Current Contract - 4 year, $2,677,553 contract, $217,553 guaranteed.
2017 Stats (South Florida) - 53 catches, 879 yards, 16.6 yards per reception, 6 TDs. 8 Carries, 108 yards, 1 TD.

If you want to understand why I think J’Mon Moore is more advanced as a receiver than some scouting reports give him credit for, watch his highlight reel and then follow it up with Valdes-Scantling’s. MVS is the epitome of a raw receiver, having excelled in college almost exclusively on “go” routes, and on poorly defended screens. MVS is a giant at 6-4 and an absolute burner, having posted a 4.37 40-yard dash, but he didn’t run agility drills, and his tape doesn’t exactly provide a showcase of agility. His hands are fine.

While he does possess classic returner skills, he was not used as a returner in college and its an open question as to how much he could contribute on special teams. He’s big enough to be an asset, but his frame doesn’t scream “gunner.” If MVS can learn some of the finer points of football and put his good speed to good use he can certainly be a weapon, if only in certain packages, but it’s also easy to envision him as Jeff Janis or worse. This will be his age 24 season, making him one of the older rookies you’ll see.

Equanimeous St. Brown

NFL Years of Experience - Rookie
Current Contract - 4 year, $2,578,408 contract $118,408 guaranteed
2017 Stats (Notre Dame) - 33 receptions, 515 yards, 15.6 yards per reception, 4 TDs
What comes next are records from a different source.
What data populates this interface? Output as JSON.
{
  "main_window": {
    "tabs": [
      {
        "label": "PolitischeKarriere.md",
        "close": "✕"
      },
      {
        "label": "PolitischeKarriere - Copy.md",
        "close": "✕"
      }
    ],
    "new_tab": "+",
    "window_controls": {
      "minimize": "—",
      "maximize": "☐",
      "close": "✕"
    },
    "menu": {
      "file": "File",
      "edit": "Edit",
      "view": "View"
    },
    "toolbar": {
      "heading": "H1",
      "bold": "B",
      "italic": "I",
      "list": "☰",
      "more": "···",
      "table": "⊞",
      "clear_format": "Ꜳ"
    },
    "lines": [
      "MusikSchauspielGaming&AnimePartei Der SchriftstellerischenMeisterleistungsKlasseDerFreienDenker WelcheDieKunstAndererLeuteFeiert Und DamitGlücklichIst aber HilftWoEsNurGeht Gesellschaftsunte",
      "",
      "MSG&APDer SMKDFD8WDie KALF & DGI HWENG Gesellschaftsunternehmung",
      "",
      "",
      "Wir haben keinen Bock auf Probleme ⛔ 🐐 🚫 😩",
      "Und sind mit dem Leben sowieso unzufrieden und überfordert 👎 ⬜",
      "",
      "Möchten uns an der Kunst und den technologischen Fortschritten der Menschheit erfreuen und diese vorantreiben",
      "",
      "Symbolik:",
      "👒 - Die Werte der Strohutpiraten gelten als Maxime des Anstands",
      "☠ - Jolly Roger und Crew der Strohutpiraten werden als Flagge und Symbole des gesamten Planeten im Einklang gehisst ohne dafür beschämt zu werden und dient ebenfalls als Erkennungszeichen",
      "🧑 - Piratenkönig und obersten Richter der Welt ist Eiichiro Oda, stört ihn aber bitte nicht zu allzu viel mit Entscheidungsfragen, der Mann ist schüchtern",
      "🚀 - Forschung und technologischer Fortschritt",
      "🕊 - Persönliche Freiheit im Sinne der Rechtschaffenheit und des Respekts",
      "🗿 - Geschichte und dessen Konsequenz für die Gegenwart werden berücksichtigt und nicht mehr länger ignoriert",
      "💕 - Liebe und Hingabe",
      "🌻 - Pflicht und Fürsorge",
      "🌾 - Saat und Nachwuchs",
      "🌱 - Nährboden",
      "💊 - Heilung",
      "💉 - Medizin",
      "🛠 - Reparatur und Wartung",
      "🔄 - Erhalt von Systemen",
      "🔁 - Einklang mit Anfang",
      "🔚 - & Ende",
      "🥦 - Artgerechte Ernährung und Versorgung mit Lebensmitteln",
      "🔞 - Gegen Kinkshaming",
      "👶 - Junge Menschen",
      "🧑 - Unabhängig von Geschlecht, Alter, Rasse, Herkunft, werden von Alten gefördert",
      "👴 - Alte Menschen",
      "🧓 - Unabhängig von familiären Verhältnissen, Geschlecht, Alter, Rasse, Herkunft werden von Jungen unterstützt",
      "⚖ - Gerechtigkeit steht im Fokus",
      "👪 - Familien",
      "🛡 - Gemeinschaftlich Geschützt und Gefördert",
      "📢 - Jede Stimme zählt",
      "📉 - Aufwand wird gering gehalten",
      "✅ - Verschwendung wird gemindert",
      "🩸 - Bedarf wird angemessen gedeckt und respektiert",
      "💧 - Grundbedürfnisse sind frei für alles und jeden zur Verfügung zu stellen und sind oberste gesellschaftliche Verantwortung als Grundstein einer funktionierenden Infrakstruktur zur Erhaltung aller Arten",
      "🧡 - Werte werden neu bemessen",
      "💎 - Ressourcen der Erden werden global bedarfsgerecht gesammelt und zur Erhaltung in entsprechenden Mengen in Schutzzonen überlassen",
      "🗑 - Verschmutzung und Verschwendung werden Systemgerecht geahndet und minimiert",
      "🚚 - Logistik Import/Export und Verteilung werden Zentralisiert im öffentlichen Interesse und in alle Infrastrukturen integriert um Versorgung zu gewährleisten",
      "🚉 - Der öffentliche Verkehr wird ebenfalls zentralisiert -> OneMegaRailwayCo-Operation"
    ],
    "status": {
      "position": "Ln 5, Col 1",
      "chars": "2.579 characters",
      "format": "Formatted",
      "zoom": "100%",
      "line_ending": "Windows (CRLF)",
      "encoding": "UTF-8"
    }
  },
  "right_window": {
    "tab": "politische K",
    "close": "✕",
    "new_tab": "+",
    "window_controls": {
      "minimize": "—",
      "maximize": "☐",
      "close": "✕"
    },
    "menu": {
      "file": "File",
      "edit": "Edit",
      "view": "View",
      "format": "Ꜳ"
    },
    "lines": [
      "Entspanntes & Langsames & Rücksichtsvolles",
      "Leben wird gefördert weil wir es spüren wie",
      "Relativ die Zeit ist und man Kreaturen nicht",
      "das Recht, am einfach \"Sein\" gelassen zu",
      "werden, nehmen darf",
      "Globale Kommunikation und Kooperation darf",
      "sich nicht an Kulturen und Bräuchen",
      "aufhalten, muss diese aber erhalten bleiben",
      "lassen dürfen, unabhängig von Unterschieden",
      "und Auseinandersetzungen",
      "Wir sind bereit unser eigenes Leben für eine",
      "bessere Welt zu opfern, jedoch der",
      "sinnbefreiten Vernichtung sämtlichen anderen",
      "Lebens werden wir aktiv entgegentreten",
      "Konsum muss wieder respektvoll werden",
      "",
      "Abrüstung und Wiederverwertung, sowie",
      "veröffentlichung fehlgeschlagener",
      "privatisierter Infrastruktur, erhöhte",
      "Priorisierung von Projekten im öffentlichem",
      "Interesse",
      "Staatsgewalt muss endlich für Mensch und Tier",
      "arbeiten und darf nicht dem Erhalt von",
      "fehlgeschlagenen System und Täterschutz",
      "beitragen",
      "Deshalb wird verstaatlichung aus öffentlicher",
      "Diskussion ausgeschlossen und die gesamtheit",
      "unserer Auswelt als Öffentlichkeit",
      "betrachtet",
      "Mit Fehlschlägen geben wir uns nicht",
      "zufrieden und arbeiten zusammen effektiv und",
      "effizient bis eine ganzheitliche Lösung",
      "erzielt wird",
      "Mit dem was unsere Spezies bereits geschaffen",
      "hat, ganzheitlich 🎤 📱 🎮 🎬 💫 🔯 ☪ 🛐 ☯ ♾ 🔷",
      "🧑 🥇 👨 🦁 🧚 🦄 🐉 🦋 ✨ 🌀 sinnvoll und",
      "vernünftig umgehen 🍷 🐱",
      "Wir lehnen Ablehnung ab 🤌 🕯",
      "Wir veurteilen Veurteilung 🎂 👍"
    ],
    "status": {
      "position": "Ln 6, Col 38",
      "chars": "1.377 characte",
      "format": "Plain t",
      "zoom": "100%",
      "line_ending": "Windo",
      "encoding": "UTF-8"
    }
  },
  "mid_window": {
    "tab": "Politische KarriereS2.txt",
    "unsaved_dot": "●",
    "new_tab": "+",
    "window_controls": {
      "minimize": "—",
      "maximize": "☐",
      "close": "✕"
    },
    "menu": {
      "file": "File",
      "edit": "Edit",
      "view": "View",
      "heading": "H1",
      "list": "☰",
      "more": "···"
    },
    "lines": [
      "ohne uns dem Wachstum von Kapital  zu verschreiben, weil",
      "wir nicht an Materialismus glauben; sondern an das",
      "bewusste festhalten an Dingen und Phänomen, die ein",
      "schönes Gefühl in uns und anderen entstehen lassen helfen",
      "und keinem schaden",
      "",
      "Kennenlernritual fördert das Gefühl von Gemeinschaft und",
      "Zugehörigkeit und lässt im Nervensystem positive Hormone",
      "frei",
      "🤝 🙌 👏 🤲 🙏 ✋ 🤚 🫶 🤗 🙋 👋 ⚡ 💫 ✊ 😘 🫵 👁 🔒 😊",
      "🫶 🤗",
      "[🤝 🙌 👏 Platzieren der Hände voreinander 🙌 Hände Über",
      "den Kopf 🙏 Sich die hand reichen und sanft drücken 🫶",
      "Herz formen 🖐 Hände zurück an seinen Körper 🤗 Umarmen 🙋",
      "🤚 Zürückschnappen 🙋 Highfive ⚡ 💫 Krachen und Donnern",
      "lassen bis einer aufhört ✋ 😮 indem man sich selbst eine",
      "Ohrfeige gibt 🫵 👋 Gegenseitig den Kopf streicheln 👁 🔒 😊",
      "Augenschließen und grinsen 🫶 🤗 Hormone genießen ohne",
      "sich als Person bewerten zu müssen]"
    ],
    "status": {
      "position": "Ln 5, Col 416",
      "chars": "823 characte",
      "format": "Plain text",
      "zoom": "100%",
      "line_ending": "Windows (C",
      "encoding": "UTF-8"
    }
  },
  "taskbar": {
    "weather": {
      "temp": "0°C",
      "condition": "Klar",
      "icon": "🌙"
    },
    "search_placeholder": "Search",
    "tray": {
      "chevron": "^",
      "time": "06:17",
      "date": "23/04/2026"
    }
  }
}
St. Brown is the son of a world class bodybuilder and and a German woman, and he’s a monster of a man at 6-5, 214 pounds, but he’s also extremely raw, and was mostly effective on bombs and wide open plays. He’s not as adept at using his size and speed as you might like, and without DeShone Kizer slinging balls in his junior season, his production fell off a cliff.

Still, you could do far worse with a supplemental 6th-round pick, and St. Brown’s physical makeup isn’t in question. He wasn’t in the best spot to learn the finer points of offensive gameplay at a small, unaffiliated college that historically struggles on offense, and if the professionals can teach him a few things, that frame may allow him to contribute. It probably won’t be this year.